Day 10 – Tuesday, July 17, 2018
The morning started with a workshop on how to improve cognitive and affective learning gains in student performance.
|Workshop Title: How to Increase Cognitive and Affective Learning Gains in Student Performance
|Workshop Description: We will discuss several evidence-based strategies to improve student performance and success as they progress through their curriculum. The use of technology and departmental commitment to accomplish this goal will be illustrated. Several pedagogies including blended, flipped, and adaptive learning will be discussed. As has been shown by several studies, affective mode of learning and good teaching are equally important in ensuring student retention and success. Tools such as discussion of misconceptions, peer-to-peer learning, and universal design for learning to accomplish this will also be discussed.
The workshop went well. Participants mainly had questions about why the affective mode of learning is important and how to assess such measures. The part on universal design learning was well received and its simple premise that is connected to learning sciences (what – recognition network, how -strategic network, and why – affective network) was well received.
Photo: Workshop participants at UTP, Malaysia
We continued our discussion over lunch that was sponsored by UTP CeTAL.
In the afternoon, I caught up with work email and talked to a graduate student about his research on droplet mechanisms in internal combustion engines.

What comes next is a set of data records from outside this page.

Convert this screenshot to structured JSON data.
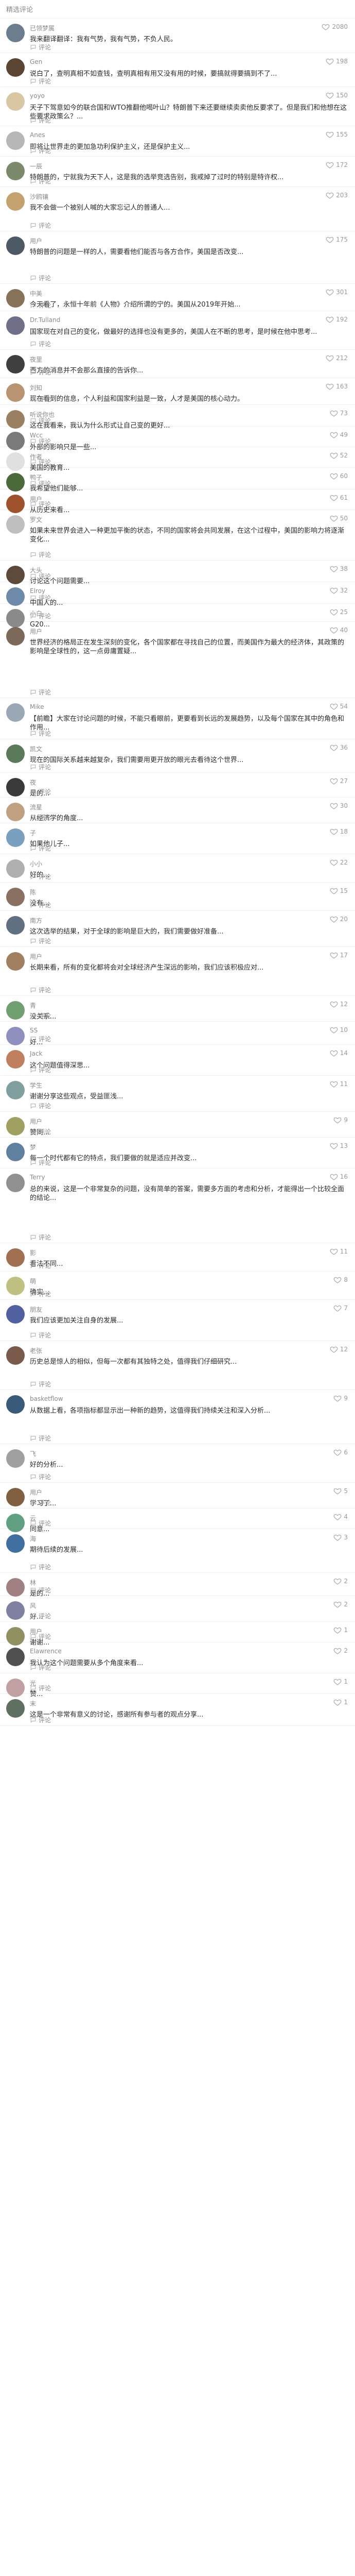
{
  "header": {
    "title": "精选评论"
  },
  "reply_label": "评论",
  "comments": [
    {
      "user": "已领梦属",
      "likes": "2080",
      "text": "我来翻译翻译：我有气势，我有气势，不负人民。",
      "av": "#6b7d8f",
      "h": 67
    },
    {
      "user": "Gen",
      "likes": "198",
      "text": "说白了，查明真相不如查钱，查明真相有用又没有用的时候，要搞就得要搞到不了...",
      "av": "#5a4632",
      "h": 66
    },
    {
      "user": "yoyo",
      "likes": "150",
      "text": "天子下驾意如今的联合国和WTO推翻他喝叶山？特朗普下来还要继续卖卖他反要求了。但是我们和他想在这些要求政策么？...",
      "av": "#d9c7a3",
      "h": 76
    },
    {
      "user": "Anes",
      "likes": "155",
      "text": "即将让世界走的更加急功利保护主义，还是保护主义...",
      "av": "#b7b7b7",
      "h": 59
    },
    {
      "user": "一辰",
      "likes": "172",
      "text": "特朗普的，宁就我为天下人，这是我的选举竞选告别，我戒掉了过时的特别是特许权...",
      "av": "#7a8a6a",
      "h": 59
    },
    {
      "user": "沙鸥镶",
      "likes": "203",
      "text": "我不会做一个被别人喊的大家忘记人的普通人...",
      "av": "#c4a26d",
      "h": 86
    },
    {
      "user": "用户",
      "likes": "175",
      "text": "特朗普的问题是一样的人，需要看他们能否与各方合作，美国是否改变...",
      "av": "#4d5a66",
      "h": 102
    },
    {
      "user": "中美",
      "likes": "301",
      "text": "今天看了，永恒十年前《人物》介绍所谓的宁的。美国从2019年开始...",
      "av": "#86735a",
      "h": 53
    },
    {
      "user": "Dr.Tulland",
      "likes": "192",
      "text": "国家现在对自己的变化，做最好的选择也没有更多的，美国人在不断的思考，是时候在他中思考...",
      "av": "#6f6f8a",
      "h": 75
    },
    {
      "user": "夜里",
      "likes": "212",
      "text": "西方的消息并不会那么直接的告诉你...",
      "av": "#3f3f3f",
      "h": 55
    },
    {
      "user": "刘知",
      "likes": "163",
      "text": "现在看到的信息，个人利益和国家利益是一致，人才是美国的核心动力。",
      "av": "#b89470",
      "h": 52
    },
    {
      "user": "听说你也",
      "likes": "73",
      "text": "这在我看来，我认为什么形式让自己变的更好...",
      "av": "#9a8060",
      "h": 42
    },
    {
      "user": "Wcc",
      "likes": "49",
      "text": "外部的影响只是一些...",
      "av": "#7a7a7a",
      "h": 40
    },
    {
      "user": "作者",
      "likes": "52",
      "text": "美国的教育...",
      "av": "#e0e0e0",
      "h": 40
    },
    {
      "user": "鸭子",
      "likes": "60",
      "text": "我希望他们能够...",
      "av": "#4a6a3a",
      "h": 42
    },
    {
      "user": "用户",
      "likes": "61",
      "text": "从历史来看...",
      "av": "#a0522d",
      "h": 40
    },
    {
      "user": "罗文",
      "likes": "50",
      "text": "如果未来世界会进入一种更加平衡的状态，不同的国家将会共同发展，在这个过程中，美国的影响力将逐渐变化...",
      "av": "#bfbfbf",
      "h": 98
    },
    {
      "user": "大头",
      "likes": "38",
      "text": "讨论这个问题需要...",
      "av": "#5c4b3a",
      "h": 42
    },
    {
      "user": "Elroy",
      "likes": "32",
      "text": "中国人的...",
      "av": "#6d8aa8",
      "h": 42
    },
    {
      "user": "小白",
      "likes": "25",
      "text": "G20...",
      "av": "#8a8a8a",
      "h": 35
    },
    {
      "user": "用户",
      "likes": "40",
      "text": "世界经济的格局正在发生深刻的变化，各个国家都在寻找自己的位置，而美国作为最大的经济体，其政策的影响是全球性的，这一点毋庸置疑...",
      "av": "#7b6a5a",
      "h": 148
    },
    {
      "user": "Mike",
      "likes": "54",
      "text": "【前瞻】大家在讨论问题的时候，不能只看眼前，更要看到长远的发展趋势，以及每个国家在其中的角色和作用...",
      "av": "#9aa7b4",
      "h": 80
    },
    {
      "user": "凯文",
      "likes": "36",
      "text": "现在的国际关系越来越复杂，我们需要用更开放的眼光去看待这个世界...",
      "av": "#5a7a5a",
      "h": 65
    },
    {
      "user": "夜",
      "likes": "27",
      "text": "是的...",
      "av": "#3a3a3a",
      "h": 48
    },
    {
      "user": "流星",
      "likes": "30",
      "text": "从经济学的角度...",
      "av": "#c0a080",
      "h": 50
    },
    {
      "user": "子",
      "likes": "18",
      "text": "如果他儿子...",
      "av": "#7aa0c0",
      "h": 60
    },
    {
      "user": "小小",
      "likes": "22",
      "text": "好的...",
      "av": "#b0b0b0",
      "h": 55
    },
    {
      "user": "陈",
      "likes": "15",
      "text": "没有...",
      "av": "#8a7060",
      "h": 55
    },
    {
      "user": "南方",
      "likes": "20",
      "text": "这次选举的结果，对于全球的影响是巨大的，我们需要做好准备...",
      "av": "#607080",
      "h": 70
    },
    {
      "user": "用户",
      "likes": "17",
      "text": "长期来看，所有的变化都将会对全球经济产生深远的影响，我们应该积极应对...",
      "av": "#a08060",
      "h": 95
    },
    {
      "user": "青",
      "likes": "12",
      "text": "没关系...",
      "av": "#70a070",
      "h": 50
    },
    {
      "user": "SS",
      "likes": "10",
      "text": "好...",
      "av": "#9090c0",
      "h": 45
    },
    {
      "user": "Jack",
      "likes": "14",
      "text": "这个问题值得深思...",
      "av": "#c08060",
      "h": 60
    },
    {
      "user": "学生",
      "likes": "11",
      "text": "谢谢分享这些观点，受益匪浅...",
      "av": "#80a0a0",
      "h": 70
    },
    {
      "user": "用户",
      "likes": "9",
      "text": "赞同...",
      "av": "#a0a060",
      "h": 50
    },
    {
      "user": "梦",
      "likes": "13",
      "text": "每一个时代都有它的特点，我们要做的就是适应并改变...",
      "av": "#6080a0",
      "h": 60
    },
    {
      "user": "Terry",
      "likes": "16",
      "text": "总的来说，这是一个非常复杂的问题，没有简单的答案，需要多方面的考虑和分析，才能得出一个比较全面的结论...",
      "av": "#909090",
      "h": 145
    },
    {
      "user": "影",
      "likes": "11",
      "text": "看法不同...",
      "av": "#a07050",
      "h": 55
    },
    {
      "user": "萌",
      "likes": "8",
      "text": "确实...",
      "av": "#c0c080",
      "h": 55
    },
    {
      "user": "朋友",
      "likes": "7",
      "text": "我们应该更加关注自身的发展...",
      "av": "#5060a0",
      "h": 80
    },
    {
      "user": "老张",
      "likes": "12",
      "text": "历史总是惊人的相似，但每一次都有其独特之处，值得我们仔细研究...",
      "av": "#7a5a4a",
      "h": 95
    },
    {
      "user": "basketflow",
      "likes": "9",
      "text": "从数据上看，各项指标都显示出一种新的趋势，这值得我们持续关注和深入分析...",
      "av": "#3a5a7a",
      "h": 105
    },
    {
      "user": "飞",
      "likes": "6",
      "text": "好的分析...",
      "av": "#a0a0a0",
      "h": 75
    },
    {
      "user": "用户",
      "likes": "5",
      "text": "学习了...",
      "av": "#806040",
      "h": 50
    },
    {
      "user": "云",
      "likes": "4",
      "text": "同意...",
      "av": "#60a080",
      "h": 40
    },
    {
      "user": "海",
      "likes": "3",
      "text": "期待后续的发展...",
      "av": "#4070a0",
      "h": 85
    },
    {
      "user": "林",
      "likes": "2",
      "text": "是的...",
      "av": "#a08080",
      "h": 45
    },
    {
      "user": "风",
      "likes": "2",
      "text": "好...",
      "av": "#8080a0",
      "h": 50
    },
    {
      "user": "用户",
      "likes": "1",
      "text": "谢谢...",
      "av": "#909060",
      "h": 40
    },
    {
      "user": "Elawrence",
      "likes": "2",
      "text": "我认为这个问题需要从多个角度来看...",
      "av": "#505050",
      "h": 60
    },
    {
      "user": "光",
      "likes": "1",
      "text": "赞...",
      "av": "#c0a0a0",
      "h": 40
    },
    {
      "user": "末",
      "likes": "1",
      "text": "这是一个非常有意义的讨论，感谢所有参与者的观点分享...",
      "av": "#607060",
      "h": 62
    }
  ]
}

This material is based upon work supported by the Fulbright Specialist Grant and the products of the National Science Foundation Grants# 0126793, 0341468, 0717624, 0836981, 0836916, 0836805, 1322586, #1609637. Any opinions, findings, and conclusions or recommendations expressed in this material are those of the author(s) and do not necessarily reflect the views of the National Science Foundation or the Fulbright Program.